*** Begin section ***

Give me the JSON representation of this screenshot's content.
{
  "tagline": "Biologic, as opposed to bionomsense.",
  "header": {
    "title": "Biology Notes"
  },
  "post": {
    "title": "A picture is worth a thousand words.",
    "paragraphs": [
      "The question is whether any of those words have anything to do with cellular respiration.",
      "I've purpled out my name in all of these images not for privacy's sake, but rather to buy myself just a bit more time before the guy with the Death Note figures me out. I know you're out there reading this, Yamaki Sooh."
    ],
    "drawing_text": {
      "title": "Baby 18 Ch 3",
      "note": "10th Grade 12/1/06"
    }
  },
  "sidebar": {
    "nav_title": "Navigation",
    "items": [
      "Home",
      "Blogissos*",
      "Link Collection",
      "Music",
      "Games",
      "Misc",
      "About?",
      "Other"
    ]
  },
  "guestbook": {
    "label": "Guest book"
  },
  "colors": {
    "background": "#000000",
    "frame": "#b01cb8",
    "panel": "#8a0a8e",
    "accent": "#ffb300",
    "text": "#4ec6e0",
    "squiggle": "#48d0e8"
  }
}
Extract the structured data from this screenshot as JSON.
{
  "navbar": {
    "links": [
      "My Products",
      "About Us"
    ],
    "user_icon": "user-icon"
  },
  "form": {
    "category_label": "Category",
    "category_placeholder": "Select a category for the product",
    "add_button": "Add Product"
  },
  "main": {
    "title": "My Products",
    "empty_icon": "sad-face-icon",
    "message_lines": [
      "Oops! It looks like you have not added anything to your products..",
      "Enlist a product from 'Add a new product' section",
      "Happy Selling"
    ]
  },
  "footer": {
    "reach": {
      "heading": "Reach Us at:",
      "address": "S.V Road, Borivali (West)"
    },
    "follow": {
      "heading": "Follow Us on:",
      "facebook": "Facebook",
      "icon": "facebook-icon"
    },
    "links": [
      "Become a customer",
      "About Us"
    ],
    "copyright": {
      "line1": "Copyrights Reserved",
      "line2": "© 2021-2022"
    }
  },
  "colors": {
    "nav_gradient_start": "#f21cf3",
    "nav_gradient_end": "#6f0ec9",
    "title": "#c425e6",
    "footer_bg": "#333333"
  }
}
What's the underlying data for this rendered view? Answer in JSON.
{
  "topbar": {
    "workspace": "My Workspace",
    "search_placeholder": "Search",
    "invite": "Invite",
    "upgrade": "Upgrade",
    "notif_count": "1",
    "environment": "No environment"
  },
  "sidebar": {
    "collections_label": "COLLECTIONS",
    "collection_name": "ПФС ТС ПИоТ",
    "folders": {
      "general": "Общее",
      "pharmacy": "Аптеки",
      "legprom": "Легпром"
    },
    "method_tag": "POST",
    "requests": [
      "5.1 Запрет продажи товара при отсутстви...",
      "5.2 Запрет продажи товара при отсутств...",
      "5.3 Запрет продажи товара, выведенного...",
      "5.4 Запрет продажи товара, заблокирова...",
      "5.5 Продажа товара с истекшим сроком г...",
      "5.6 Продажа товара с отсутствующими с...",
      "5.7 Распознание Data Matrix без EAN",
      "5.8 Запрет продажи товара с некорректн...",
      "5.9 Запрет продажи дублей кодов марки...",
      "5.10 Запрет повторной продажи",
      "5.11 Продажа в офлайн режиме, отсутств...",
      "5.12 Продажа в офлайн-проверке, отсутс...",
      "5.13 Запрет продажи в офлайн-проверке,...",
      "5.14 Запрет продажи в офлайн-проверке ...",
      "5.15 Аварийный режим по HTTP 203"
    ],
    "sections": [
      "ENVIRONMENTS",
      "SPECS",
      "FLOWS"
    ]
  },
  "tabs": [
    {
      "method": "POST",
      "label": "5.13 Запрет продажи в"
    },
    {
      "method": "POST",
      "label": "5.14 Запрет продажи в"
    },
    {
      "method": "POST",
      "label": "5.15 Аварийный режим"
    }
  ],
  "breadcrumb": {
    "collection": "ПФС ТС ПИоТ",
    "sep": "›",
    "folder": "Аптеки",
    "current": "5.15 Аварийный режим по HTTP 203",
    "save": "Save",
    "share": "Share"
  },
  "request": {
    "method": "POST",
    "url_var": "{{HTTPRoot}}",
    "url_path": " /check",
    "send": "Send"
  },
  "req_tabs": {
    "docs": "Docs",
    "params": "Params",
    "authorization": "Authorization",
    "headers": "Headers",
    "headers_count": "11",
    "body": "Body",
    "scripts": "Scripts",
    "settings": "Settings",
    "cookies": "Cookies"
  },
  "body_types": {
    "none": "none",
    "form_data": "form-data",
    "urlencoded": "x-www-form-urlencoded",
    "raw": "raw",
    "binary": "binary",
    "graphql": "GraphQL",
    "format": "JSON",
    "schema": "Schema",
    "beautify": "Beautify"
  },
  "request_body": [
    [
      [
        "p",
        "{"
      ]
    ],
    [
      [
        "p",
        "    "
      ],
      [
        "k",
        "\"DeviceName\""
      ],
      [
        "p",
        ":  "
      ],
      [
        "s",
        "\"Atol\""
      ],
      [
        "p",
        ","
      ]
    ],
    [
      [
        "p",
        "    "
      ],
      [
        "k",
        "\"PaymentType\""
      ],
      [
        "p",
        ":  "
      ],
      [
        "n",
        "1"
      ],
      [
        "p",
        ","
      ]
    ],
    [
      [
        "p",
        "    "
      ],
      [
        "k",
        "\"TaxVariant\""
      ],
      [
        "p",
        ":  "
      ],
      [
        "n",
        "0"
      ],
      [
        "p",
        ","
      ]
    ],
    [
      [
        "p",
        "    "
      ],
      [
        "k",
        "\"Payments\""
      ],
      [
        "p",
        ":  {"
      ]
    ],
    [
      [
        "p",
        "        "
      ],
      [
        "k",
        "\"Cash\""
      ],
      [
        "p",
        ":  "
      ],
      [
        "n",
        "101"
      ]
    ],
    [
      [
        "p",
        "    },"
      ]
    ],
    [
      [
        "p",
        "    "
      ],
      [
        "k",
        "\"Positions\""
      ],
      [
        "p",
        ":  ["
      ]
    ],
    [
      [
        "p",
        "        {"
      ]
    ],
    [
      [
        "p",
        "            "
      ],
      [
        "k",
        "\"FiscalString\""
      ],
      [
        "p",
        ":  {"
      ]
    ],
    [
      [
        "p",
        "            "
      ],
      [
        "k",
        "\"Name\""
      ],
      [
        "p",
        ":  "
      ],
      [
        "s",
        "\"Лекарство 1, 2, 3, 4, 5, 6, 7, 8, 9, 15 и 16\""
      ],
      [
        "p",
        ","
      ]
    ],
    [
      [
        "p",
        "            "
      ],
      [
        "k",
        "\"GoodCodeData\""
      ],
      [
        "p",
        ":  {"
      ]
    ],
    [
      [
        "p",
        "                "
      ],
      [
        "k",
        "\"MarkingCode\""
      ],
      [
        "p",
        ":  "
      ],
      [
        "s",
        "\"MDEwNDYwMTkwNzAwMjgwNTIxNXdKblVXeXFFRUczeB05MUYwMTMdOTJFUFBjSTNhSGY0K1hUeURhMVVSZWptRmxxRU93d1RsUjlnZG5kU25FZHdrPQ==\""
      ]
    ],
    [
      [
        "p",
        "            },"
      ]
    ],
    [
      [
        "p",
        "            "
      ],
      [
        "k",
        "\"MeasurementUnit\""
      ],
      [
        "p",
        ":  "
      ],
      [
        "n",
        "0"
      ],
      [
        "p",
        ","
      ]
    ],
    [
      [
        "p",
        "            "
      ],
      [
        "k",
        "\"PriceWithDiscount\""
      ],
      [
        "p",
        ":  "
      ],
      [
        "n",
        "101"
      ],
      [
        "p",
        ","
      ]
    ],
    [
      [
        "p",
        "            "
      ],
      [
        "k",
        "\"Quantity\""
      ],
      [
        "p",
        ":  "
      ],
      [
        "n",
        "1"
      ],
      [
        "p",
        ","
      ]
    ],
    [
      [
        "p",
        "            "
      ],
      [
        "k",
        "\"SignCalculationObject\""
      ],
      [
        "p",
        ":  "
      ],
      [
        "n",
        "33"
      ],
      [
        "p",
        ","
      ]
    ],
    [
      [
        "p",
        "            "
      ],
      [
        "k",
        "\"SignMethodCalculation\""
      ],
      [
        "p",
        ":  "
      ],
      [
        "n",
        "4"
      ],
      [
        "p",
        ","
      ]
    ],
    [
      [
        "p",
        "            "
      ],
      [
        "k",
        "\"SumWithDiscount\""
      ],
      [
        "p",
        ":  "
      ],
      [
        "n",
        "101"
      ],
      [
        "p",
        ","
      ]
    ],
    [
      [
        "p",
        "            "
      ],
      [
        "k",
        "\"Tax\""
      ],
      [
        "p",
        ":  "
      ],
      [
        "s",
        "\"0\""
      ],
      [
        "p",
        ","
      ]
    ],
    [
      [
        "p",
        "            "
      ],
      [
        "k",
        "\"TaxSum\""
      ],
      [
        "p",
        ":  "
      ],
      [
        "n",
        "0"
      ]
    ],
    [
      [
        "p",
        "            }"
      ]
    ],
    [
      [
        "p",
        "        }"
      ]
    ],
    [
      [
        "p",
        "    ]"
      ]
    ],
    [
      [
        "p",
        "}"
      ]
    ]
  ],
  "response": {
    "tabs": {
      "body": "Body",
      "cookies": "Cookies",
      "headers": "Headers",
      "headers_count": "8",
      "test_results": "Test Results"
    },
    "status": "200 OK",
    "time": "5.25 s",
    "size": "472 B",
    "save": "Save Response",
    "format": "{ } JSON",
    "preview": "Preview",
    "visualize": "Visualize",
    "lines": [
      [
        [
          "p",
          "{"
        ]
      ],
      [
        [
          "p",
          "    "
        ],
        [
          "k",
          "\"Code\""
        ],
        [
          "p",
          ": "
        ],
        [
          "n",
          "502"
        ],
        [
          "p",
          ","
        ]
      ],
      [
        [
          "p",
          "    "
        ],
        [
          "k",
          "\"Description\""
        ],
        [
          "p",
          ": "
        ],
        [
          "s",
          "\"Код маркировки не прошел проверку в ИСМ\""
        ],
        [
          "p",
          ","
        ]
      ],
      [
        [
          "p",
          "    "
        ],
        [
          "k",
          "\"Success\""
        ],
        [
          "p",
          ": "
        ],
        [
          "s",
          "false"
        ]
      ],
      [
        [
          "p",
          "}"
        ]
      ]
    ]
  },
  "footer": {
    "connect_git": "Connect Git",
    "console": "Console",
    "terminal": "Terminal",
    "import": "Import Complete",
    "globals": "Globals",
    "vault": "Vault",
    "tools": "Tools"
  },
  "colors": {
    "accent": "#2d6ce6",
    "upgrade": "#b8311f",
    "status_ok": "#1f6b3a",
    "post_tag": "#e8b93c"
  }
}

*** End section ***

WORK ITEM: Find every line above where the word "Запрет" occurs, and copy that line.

ANSWER FOR THE TASK:
      "5.1 Запрет продажи товара при отсутстви...",
      "5.2 Запрет продажи товара при отсутств...",
      "5.3 Запрет продажи товара, выведенного...",
      "5.4 Запрет продажи товара, заблокирова...",
      "5.8 Запрет продажи товара с некорректн...",
      "5.9 Запрет продажи дублей кодов марки...",
      "5.10 Запрет повторной продажи",
      "5.13 Запрет продажи в офлайн-проверке,...",
      "5.14 Запрет продажи в офлайн-проверке ...",
      "label": "5.13 Запрет продажи в"
      "label": "5.14 Запрет продажи в"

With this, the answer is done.